It would be easy to cast the plight of Fulton as a product of thinly disguised racism. Why, after all, would the city build a Frisbee park and a BMX bicycle track smack dab in a largely black community, and not build a community center for the old Fulton neighbors who spend their days preaching the virtues of black history and strong families? And it's hard to lay blame at the current administration of the RRHA, which inherited the 1960s. The affront seems much more engrained. Halfway up Powhatan Hill along the sidewalk, there's a plaque commemorating the historic meeting between Jamestown settlers Captain John Smith and Christopher Newport and Chief Powhatan in May 1607. Yet the state's John Smith Trail excludes the area from the official tour. The site was also absent from the Richmond's 400-year anniversary festivities earlier this year, yet historians say the meeting likely played a central role in Powhatan's decision to allow the Jamestown settlers to set up shop in the New World. Spencer Jones smiles at the idea of Powhatan surveying the valley more than 400 years ago, before Smith and Newport ever set foot on the hill. "This is the most beautiful valley on the planet Earth," he says.

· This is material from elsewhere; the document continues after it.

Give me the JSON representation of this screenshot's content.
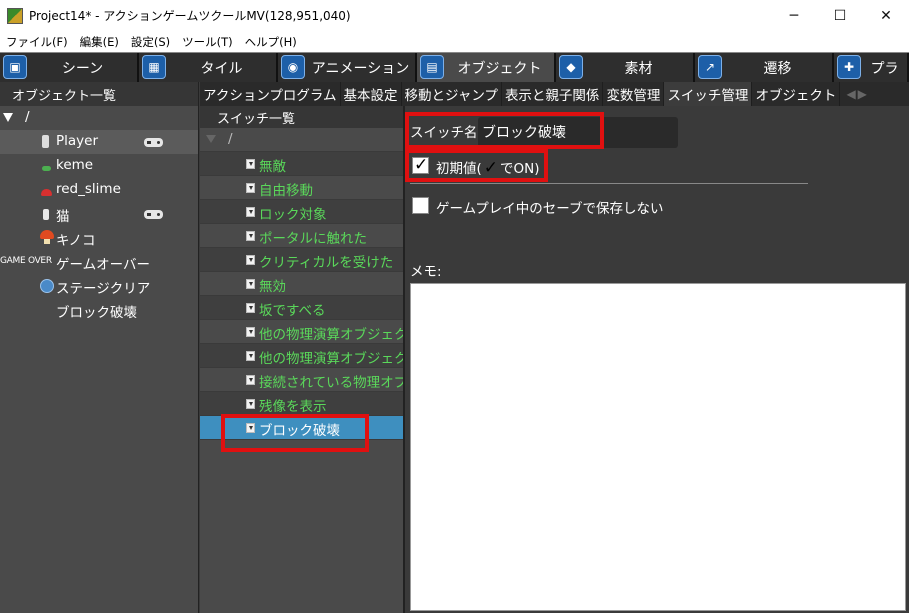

If there's any anger toward the city, the old neighbors who gather beneath the trees don't show it. They've been coming here all their lives. In the winter they huddle under one of the trees and burn scrap wood in giant oil barrels. They used to hold annual reunions at the Powhatan Hill Park, but two years ago the city of Richmond ended that too, telling the men they needed to pay a park-usage fee of $680, Jones says. The memories of old Fulton, their stories, are all they need.
"We used to steal watermelons, and float back across the river," says Raymond "Hucklebuck" Robinson Jr., whose memory sparks a round of jawboning from the men on a recent August afternoon. They weigh in on the issues of the day, such as Michael Vick's stupidity for getting caught up in the dog-fighting scandal, and the Yankees' tight pennant race. But mostly, it's the stories of old Fulton that occupy their attention.
In the winter, they'd sled down Powhatan Hill on anything they could find, including old car tires and car hoods. It was one of the few times, before desegregation, that the youth from white Fulton Hill and black Fulton would put aside their differences. Before desegregation, the old Fulton was a "black zone" and the top of the hill a designated "white zone." But when the snow came, the races came together. Usually, when the black kids ventured too far up the hill, they were met with white fists, and vice versa. But sledding required cooperation. What goes up also had to come down.
The men have been allowed to congregate in the valley for as long as anyone can remember, but don't know where they'll go when the bulldozers show up. They don't seem concerned with that reality, either. Soon, they'll disappear without much of a fuss.
"It was so sweet, I don't want to talk about it," says Verlin Walker, 49, in a rare show of emotion. "We don't own nothing. The city took everything." S